* [Task requirements]: For each record below, write an exact copy.

(Data records for software interfaces)

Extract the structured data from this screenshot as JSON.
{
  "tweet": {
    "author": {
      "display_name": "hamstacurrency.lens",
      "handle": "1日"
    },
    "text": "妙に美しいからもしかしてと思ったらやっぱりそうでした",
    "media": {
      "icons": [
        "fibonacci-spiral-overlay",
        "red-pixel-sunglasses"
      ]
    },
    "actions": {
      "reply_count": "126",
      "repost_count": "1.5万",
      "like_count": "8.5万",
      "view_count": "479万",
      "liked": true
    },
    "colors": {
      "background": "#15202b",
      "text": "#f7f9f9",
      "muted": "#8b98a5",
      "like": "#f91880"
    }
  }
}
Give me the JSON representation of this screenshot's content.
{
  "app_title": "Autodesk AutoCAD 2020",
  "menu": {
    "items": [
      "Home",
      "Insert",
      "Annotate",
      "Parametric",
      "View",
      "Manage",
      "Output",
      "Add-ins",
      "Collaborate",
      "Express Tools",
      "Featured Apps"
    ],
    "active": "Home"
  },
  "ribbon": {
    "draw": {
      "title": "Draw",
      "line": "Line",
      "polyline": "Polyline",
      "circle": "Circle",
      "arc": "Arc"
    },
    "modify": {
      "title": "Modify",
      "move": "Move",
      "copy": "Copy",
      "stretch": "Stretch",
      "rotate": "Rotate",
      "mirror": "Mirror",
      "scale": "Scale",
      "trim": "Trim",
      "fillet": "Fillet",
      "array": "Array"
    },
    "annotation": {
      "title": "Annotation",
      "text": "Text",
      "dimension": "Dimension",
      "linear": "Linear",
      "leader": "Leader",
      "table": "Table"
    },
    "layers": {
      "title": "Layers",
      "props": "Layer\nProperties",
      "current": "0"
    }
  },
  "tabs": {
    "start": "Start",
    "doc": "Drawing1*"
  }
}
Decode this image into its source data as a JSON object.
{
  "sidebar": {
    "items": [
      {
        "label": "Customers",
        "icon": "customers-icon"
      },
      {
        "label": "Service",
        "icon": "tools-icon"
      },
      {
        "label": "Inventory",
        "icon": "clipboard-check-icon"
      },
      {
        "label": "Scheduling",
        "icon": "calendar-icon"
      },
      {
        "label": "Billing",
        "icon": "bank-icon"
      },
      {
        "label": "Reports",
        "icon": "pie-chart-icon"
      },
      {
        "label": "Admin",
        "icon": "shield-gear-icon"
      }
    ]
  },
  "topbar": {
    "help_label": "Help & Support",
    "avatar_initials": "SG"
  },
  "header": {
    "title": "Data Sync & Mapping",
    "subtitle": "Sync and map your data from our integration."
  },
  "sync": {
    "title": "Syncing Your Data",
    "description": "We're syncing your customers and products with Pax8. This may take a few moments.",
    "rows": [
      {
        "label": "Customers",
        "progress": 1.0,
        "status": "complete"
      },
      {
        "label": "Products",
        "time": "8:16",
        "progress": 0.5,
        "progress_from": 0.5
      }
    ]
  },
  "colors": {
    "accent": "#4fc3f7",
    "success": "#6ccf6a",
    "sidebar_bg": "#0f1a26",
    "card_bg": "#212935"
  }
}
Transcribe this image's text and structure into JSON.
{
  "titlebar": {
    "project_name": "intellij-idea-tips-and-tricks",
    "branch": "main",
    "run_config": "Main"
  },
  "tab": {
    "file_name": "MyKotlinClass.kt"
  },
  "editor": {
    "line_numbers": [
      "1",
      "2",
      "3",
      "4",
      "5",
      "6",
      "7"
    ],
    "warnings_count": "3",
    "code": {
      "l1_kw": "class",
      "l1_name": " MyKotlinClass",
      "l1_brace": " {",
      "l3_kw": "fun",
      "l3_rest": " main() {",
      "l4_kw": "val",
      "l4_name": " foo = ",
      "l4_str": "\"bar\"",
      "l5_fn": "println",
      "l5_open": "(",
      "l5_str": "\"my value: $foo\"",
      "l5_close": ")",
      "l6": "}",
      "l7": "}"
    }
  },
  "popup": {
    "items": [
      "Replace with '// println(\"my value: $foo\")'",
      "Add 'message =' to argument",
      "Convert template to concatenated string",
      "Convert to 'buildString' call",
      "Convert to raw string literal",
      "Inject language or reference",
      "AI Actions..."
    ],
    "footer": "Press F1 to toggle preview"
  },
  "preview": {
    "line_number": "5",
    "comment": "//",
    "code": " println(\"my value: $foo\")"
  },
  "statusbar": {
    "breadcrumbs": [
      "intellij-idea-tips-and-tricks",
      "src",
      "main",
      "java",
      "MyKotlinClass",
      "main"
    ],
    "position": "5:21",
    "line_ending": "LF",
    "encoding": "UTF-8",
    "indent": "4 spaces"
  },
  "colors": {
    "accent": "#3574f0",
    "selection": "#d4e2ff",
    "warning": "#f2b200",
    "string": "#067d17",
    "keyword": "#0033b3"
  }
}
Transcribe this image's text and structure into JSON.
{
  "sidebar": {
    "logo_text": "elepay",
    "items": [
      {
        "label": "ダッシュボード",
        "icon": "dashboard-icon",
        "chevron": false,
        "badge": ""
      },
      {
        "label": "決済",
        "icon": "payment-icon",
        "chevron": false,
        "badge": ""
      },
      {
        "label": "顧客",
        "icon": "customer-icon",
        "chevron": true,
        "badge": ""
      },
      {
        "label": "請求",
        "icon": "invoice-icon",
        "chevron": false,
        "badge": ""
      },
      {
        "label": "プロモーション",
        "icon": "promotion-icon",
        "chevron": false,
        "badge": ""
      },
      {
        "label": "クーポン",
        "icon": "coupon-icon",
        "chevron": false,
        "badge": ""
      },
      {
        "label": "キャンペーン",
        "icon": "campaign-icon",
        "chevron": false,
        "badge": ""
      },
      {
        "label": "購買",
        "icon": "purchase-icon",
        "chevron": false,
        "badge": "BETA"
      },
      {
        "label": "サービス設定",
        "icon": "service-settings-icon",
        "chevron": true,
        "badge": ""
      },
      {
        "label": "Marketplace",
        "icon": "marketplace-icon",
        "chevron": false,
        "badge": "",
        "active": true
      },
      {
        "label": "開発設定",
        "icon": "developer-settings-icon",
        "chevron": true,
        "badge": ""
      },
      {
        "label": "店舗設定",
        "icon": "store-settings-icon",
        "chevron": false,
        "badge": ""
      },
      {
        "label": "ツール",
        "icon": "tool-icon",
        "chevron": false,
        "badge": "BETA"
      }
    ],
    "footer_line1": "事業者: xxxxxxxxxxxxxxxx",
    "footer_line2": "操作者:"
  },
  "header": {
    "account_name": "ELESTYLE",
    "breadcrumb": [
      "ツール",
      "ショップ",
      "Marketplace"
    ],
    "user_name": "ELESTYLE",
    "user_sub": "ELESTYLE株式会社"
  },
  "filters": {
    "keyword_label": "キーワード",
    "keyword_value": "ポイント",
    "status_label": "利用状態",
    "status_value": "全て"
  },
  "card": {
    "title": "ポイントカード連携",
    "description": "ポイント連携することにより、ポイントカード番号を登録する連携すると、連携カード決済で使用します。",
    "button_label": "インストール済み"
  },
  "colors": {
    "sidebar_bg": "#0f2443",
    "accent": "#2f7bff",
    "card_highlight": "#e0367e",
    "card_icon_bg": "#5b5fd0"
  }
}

* [Exercise result]:
Extract the structured data from this screenshot as JSON.
{
  "tweet": {
    "author": {
      "display_name": "hamstacurrency.lens",
      "handle": "1日"
    },
    "text": "妙に美しいからもしかしてと思ったらやっぱりそうでした",
    "media": {
      "icons": [
        "fibonacci-spiral-overlay",
        "red-pixel-sunglasses"
      ]
    },
    "actions": {
      "reply_count": "126",
      "repost_count": "1.5万",
      "like_count": "8.5万",
      "view_count": "479万",
      "liked": true
    },
    "colors": {
      "background": "#15202b",
      "text": "#f7f9f9",
      "muted": "#8b98a5",
      "like": "#f91880"
    }
  }
}
Give me the JSON representation of this screenshot's content.
{
  "app_title": "Autodesk AutoCAD 2020",
  "menu": {
    "items": [
      "Home",
      "Insert",
      "Annotate",
      "Parametric",
      "View",
      "Manage",
      "Output",
      "Add-ins",
      "Collaborate",
      "Express Tools",
      "Featured Apps"
    ],
    "active": "Home"
  },
  "ribbon": {
    "draw": {
      "title": "Draw",
      "line": "Line",
      "polyline": "Polyline",
      "circle": "Circle",
      "arc": "Arc"
    },
    "modify": {
      "title": "Modify",
      "move": "Move",
      "copy": "Copy",
      "stretch": "Stretch",
      "rotate": "Rotate",
      "mirror": "Mirror",
      "scale": "Scale",
      "trim": "Trim",
      "fillet": "Fillet",
      "array": "Array"
    },
    "annotation": {
      "title": "Annotation",
      "text": "Text",
      "dimension": "Dimension",
      "linear": "Linear",
      "leader": "Leader",
      "table": "Table"
    },
    "layers": {
      "title": "Layers",
      "props": "Layer\nProperties",
      "current": "0"
    }
  },
  "tabs": {
    "start": "Start",
    "doc": "Drawing1*"
  }
}
Decode this image into its source data as a JSON object.
{
  "sidebar": {
    "items": [
      {
        "label": "Customers",
        "icon": "customers-icon"
      },
      {
        "label": "Service",
        "icon": "tools-icon"
      },
      {
        "label": "Inventory",
        "icon": "clipboard-check-icon"
      },
      {
        "label": "Scheduling",
        "icon": "calendar-icon"
      },
      {
        "label": "Billing",
        "icon": "bank-icon"
      },
      {
        "label": "Reports",
        "icon": "pie-chart-icon"
      },
      {
        "label": "Admin",
        "icon": "shield-gear-icon"
      }
    ]
  },
  "topbar": {
    "help_label": "Help & Support",
    "avatar_initials": "SG"
  },
  "header": {
    "title": "Data Sync & Mapping",
    "subtitle": "Sync and map your data from our integration."
  },
  "sync": {
    "title": "Syncing Your Data",
    "description": "We're syncing your customers and products with Pax8. This may take a few moments.",
    "rows": [
      {
        "label": "Customers",
        "progress": 1.0,
        "status": "complete"
      },
      {
        "label": "Products",
        "time": "8:16",
        "progress": 0.5,
        "progress_from": 0.5
      }
    ]
  },
  "colors": {
    "accent": "#4fc3f7",
    "success": "#6ccf6a",
    "sidebar_bg": "#0f1a26",
    "card_bg": "#212935"
  }
}
Transcribe this image's text and structure into JSON.
{
  "titlebar": {
    "project_name": "intellij-idea-tips-and-tricks",
    "branch": "main",
    "run_config": "Main"
  },
  "tab": {
    "file_name": "MyKotlinClass.kt"
  },
  "editor": {
    "line_numbers": [
      "1",
      "2",
      "3",
      "4",
      "5",
      "6",
      "7"
    ],
    "warnings_count": "3",
    "code": {
      "l1_kw": "class",
      "l1_name": " MyKotlinClass",
      "l1_brace": " {",
      "l3_kw": "fun",
      "l3_rest": " main() {",
      "l4_kw": "val",
      "l4_name": " foo = ",
      "l4_str": "\"bar\"",
      "l5_fn": "println",
      "l5_open": "(",
      "l5_str": "\"my value: $foo\"",
      "l5_close": ")",
      "l6": "}",
      "l7": "}"
    }
  },
  "popup": {
    "items": [
      "Replace with '// println(\"my value: $foo\")'",
      "Add 'message =' to argument",
      "Convert template to concatenated string",
      "Convert to 'buildString' call",
      "Convert to raw string literal",
      "Inject language or reference",
      "AI Actions..."
    ],
    "footer": "Press F1 to toggle preview"
  },
  "preview": {
    "line_number": "5",
    "comment": "//",
    "code": " println(\"my value: $foo\")"
  },
  "statusbar": {
    "breadcrumbs": [
      "intellij-idea-tips-and-tricks",
      "src",
      "main",
      "java",
      "MyKotlinClass",
      "main"
    ],
    "position": "5:21",
    "line_ending": "LF",
    "encoding": "UTF-8",
    "indent": "4 spaces"
  },
  "colors": {
    "accent": "#3574f0",
    "selection": "#d4e2ff",
    "warning": "#f2b200",
    "string": "#067d17",
    "keyword": "#0033b3"
  }
}
Transcribe this image's text and structure into JSON.
{
  "sidebar": {
    "logo_text": "elepay",
    "items": [
      {
        "label": "ダッシュボード",
        "icon": "dashboard-icon",
        "chevron": false,
        "badge": ""
      },
      {
        "label": "決済",
        "icon": "payment-icon",
        "chevron": false,
        "badge": ""
      },
      {
        "label": "顧客",
        "icon": "customer-icon",
        "chevron": true,
        "badge": ""
      },
      {
        "label": "請求",
        "icon": "invoice-icon",
        "chevron": false,
        "badge": ""
      },
      {
        "label": "プロモーション",
        "icon": "promotion-icon",
        "chevron": false,
        "badge": ""
      },
      {
        "label": "クーポン",
        "icon": "coupon-icon",
        "chevron": false,
        "badge": ""
      },
      {
        "label": "キャンペーン",
        "icon": "campaign-icon",
        "chevron": false,
        "badge": ""
      },
      {
        "label": "購買",
        "icon": "purchase-icon",
        "chevron": false,
        "badge": "BETA"
      },
      {
        "label": "サービス設定",
        "icon": "service-settings-icon",
        "chevron": true,
        "badge": ""
      },
      {
        "label": "Marketplace",
        "icon": "marketplace-icon",
        "chevron": false,
        "badge": "",
        "active": true
      },
      {
        "label": "開発設定",
        "icon": "developer-settings-icon",
        "chevron": true,
        "badge": ""
      },
      {
        "label": "店舗設定",
        "icon": "store-settings-icon",
        "chevron": false,
        "badge": ""
      },
      {
        "label": "ツール",
        "icon": "tool-icon",
        "chevron": false,
        "badge": "BETA"
      }
    ],
    "footer_line1": "事業者: xxxxxxxxxxxxxxxx",
    "footer_line2": "操作者:"
  },
  "header": {
    "account_name": "ELESTYLE",
    "breadcrumb": [
      "ツール",
      "ショップ",
      "Marketplace"
    ],
    "user_name": "ELESTYLE",
    "user_sub": "ELESTYLE株式会社"
  },
  "filters": {
    "keyword_label": "キーワード",
    "keyword_value": "ポイント",
    "status_label": "利用状態",
    "status_value": "全て"
  },
  "card": {
    "title": "ポイントカード連携",
    "description": "ポイント連携することにより、ポイントカード番号を登録する連携すると、連携カード決済で使用します。",
    "button_label": "インストール済み"
  },
  "colors": {
    "sidebar_bg": "#0f2443",
    "accent": "#2f7bff",
    "card_highlight": "#e0367e",
    "card_icon_bg": "#5b5fd0"
  }
}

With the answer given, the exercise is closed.